> [Problem requirements]
Reproduce the entries that follow verbatim, down to the final line.

*** Data extract Section Begins ***

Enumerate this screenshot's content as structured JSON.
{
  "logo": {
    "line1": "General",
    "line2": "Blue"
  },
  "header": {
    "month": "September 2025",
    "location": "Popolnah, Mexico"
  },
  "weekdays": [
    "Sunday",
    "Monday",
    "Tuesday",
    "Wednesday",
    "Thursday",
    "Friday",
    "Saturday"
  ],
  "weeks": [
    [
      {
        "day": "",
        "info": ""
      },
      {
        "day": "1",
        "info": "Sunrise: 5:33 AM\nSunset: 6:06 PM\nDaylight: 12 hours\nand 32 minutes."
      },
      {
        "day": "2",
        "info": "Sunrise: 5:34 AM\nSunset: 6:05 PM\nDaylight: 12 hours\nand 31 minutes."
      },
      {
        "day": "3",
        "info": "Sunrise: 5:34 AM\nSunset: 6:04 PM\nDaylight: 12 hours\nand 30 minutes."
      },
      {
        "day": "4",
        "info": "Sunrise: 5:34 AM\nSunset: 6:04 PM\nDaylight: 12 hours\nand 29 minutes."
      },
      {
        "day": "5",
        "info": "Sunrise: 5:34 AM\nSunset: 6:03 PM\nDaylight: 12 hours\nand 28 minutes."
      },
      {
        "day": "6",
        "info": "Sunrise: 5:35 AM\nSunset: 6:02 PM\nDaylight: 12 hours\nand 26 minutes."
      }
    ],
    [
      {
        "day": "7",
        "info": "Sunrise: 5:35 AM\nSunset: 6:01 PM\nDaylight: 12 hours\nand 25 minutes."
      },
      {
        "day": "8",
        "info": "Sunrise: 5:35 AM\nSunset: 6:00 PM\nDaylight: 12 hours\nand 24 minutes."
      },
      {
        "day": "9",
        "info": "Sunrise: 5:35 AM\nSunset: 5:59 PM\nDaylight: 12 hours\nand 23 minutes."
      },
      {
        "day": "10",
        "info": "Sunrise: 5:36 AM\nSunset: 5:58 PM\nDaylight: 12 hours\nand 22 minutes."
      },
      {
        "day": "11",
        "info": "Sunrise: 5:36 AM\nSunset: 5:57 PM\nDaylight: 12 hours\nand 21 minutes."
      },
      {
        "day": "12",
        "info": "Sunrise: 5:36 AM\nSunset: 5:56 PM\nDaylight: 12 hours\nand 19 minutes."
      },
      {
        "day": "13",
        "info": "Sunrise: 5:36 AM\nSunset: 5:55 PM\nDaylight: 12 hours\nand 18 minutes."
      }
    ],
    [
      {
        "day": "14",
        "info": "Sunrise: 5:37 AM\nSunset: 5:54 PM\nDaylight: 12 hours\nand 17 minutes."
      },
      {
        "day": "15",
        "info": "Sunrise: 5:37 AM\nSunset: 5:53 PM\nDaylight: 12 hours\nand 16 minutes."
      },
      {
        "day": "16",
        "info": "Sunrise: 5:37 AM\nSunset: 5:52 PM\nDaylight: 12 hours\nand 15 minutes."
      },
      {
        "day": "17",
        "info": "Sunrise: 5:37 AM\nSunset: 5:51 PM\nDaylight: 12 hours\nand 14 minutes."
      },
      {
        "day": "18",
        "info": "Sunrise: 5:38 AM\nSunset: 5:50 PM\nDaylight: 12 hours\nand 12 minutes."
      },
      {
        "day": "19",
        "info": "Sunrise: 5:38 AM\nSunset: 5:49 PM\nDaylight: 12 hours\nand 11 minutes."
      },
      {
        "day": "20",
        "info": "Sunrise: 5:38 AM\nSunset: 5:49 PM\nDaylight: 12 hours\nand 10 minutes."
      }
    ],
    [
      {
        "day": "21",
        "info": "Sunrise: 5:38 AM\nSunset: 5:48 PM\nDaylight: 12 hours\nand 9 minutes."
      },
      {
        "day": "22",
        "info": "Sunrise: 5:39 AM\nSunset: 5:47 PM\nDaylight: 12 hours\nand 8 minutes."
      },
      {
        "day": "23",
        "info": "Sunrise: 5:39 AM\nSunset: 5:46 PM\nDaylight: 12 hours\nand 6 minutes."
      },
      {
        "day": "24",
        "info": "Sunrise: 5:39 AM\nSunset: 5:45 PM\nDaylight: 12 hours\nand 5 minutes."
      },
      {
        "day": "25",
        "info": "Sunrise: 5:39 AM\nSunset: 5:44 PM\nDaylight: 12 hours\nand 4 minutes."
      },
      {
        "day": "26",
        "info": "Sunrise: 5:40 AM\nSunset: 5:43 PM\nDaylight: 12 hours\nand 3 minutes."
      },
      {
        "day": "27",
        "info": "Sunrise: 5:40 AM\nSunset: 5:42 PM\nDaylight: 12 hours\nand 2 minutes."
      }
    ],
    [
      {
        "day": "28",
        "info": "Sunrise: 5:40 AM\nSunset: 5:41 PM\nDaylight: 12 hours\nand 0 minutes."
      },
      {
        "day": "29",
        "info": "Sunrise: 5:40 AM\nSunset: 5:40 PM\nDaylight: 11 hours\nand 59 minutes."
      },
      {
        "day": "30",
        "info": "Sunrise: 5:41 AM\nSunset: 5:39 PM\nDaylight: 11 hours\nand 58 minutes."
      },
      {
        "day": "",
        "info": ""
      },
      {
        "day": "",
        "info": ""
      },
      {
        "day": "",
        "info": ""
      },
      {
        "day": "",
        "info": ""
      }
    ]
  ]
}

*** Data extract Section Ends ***

> [Exercise solution]
Enumerate this screenshot's content as structured JSON.
{
  "logo": {
    "line1": "General",
    "line2": "Blue"
  },
  "header": {
    "month": "September 2025",
    "location": "Popolnah, Mexico"
  },
  "weekdays": [
    "Sunday",
    "Monday",
    "Tuesday",
    "Wednesday",
    "Thursday",
    "Friday",
    "Saturday"
  ],
  "weeks": [
    [
      {
        "day": "",
        "info": ""
      },
      {
        "day": "1",
        "info": "Sunrise: 5:33 AM\nSunset: 6:06 PM\nDaylight: 12 hours\nand 32 minutes."
      },
      {
        "day": "2",
        "info": "Sunrise: 5:34 AM\nSunset: 6:05 PM\nDaylight: 12 hours\nand 31 minutes."
      },
      {
        "day": "3",
        "info": "Sunrise: 5:34 AM\nSunset: 6:04 PM\nDaylight: 12 hours\nand 30 minutes."
      },
      {
        "day": "4",
        "info": "Sunrise: 5:34 AM\nSunset: 6:04 PM\nDaylight: 12 hours\nand 29 minutes."
      },
      {
        "day": "5",
        "info": "Sunrise: 5:34 AM\nSunset: 6:03 PM\nDaylight: 12 hours\nand 28 minutes."
      },
      {
        "day": "6",
        "info": "Sunrise: 5:35 AM\nSunset: 6:02 PM\nDaylight: 12 hours\nand 26 minutes."
      }
    ],
    [
      {
        "day": "7",
        "info": "Sunrise: 5:35 AM\nSunset: 6:01 PM\nDaylight: 12 hours\nand 25 minutes."
      },
      {
        "day": "8",
        "info": "Sunrise: 5:35 AM\nSunset: 6:00 PM\nDaylight: 12 hours\nand 24 minutes."
      },
      {
        "day": "9",
        "info": "Sunrise: 5:35 AM\nSunset: 5:59 PM\nDaylight: 12 hours\nand 23 minutes."
      },
      {
        "day": "10",
        "info": "Sunrise: 5:36 AM\nSunset: 5:58 PM\nDaylight: 12 hours\nand 22 minutes."
      },
      {
        "day": "11",
        "info": "Sunrise: 5:36 AM\nSunset: 5:57 PM\nDaylight: 12 hours\nand 21 minutes."
      },
      {
        "day": "12",
        "info": "Sunrise: 5:36 AM\nSunset: 5:56 PM\nDaylight: 12 hours\nand 19 minutes."
      },
      {
        "day": "13",
        "info": "Sunrise: 5:36 AM\nSunset: 5:55 PM\nDaylight: 12 hours\nand 18 minutes."
      }
    ],
    [
      {
        "day": "14",
        "info": "Sunrise: 5:37 AM\nSunset: 5:54 PM\nDaylight: 12 hours\nand 17 minutes."
      },
      {
        "day": "15",
        "info": "Sunrise: 5:37 AM\nSunset: 5:53 PM\nDaylight: 12 hours\nand 16 minutes."
      },
      {
        "day": "16",
        "info": "Sunrise: 5:37 AM\nSunset: 5:52 PM\nDaylight: 12 hours\nand 15 minutes."
      },
      {
        "day": "17",
        "info": "Sunrise: 5:37 AM\nSunset: 5:51 PM\nDaylight: 12 hours\nand 14 minutes."
      },
      {
        "day": "18",
        "info": "Sunrise: 5:38 AM\nSunset: 5:50 PM\nDaylight: 12 hours\nand 12 minutes."
      },
      {
        "day": "19",
        "info": "Sunrise: 5:38 AM\nSunset: 5:49 PM\nDaylight: 12 hours\nand 11 minutes."
      },
      {
        "day": "20",
        "info": "Sunrise: 5:38 AM\nSunset: 5:49 PM\nDaylight: 12 hours\nand 10 minutes."
      }
    ],
    [
      {
        "day": "21",
        "info": "Sunrise: 5:38 AM\nSunset: 5:48 PM\nDaylight: 12 hours\nand 9 minutes."
      },
      {
        "day": "22",
        "info": "Sunrise: 5:39 AM\nSunset: 5:47 PM\nDaylight: 12 hours\nand 8 minutes."
      },
      {
        "day": "23",
        "info": "Sunrise: 5:39 AM\nSunset: 5:46 PM\nDaylight: 12 hours\nand 6 minutes."
      },
      {
        "day": "24",
        "info": "Sunrise: 5:39 AM\nSunset: 5:45 PM\nDaylight: 12 hours\nand 5 minutes."
      },
      {
        "day": "25",
        "info": "Sunrise: 5:39 AM\nSunset: 5:44 PM\nDaylight: 12 hours\nand 4 minutes."
      },
      {
        "day": "26",
        "info": "Sunrise: 5:40 AM\nSunset: 5:43 PM\nDaylight: 12 hours\nand 3 minutes."
      },
      {
        "day": "27",
        "info": "Sunrise: 5:40 AM\nSunset: 5:42 PM\nDaylight: 12 hours\nand 2 minutes."
      }
    ],
    [
      {
        "day": "28",
        "info": "Sunrise: 5:40 AM\nSunset: 5:41 PM\nDaylight: 12 hours\nand 0 minutes."
      },
      {
        "day": "29",
        "info": "Sunrise: 5:40 AM\nSunset: 5:40 PM\nDaylight: 11 hours\nand 59 minutes."
      },
      {
        "day": "30",
        "info": "Sunrise: 5:41 AM\nSunset: 5:39 PM\nDaylight: 11 hours\nand 58 minutes."
      },
      {
        "day": "",
        "info": ""
      },
      {
        "day": "",
        "info": ""
      },
      {
        "day": "",
        "info": ""
      },
      {
        "day": "",
        "info": ""
      }
    ]
  ]
}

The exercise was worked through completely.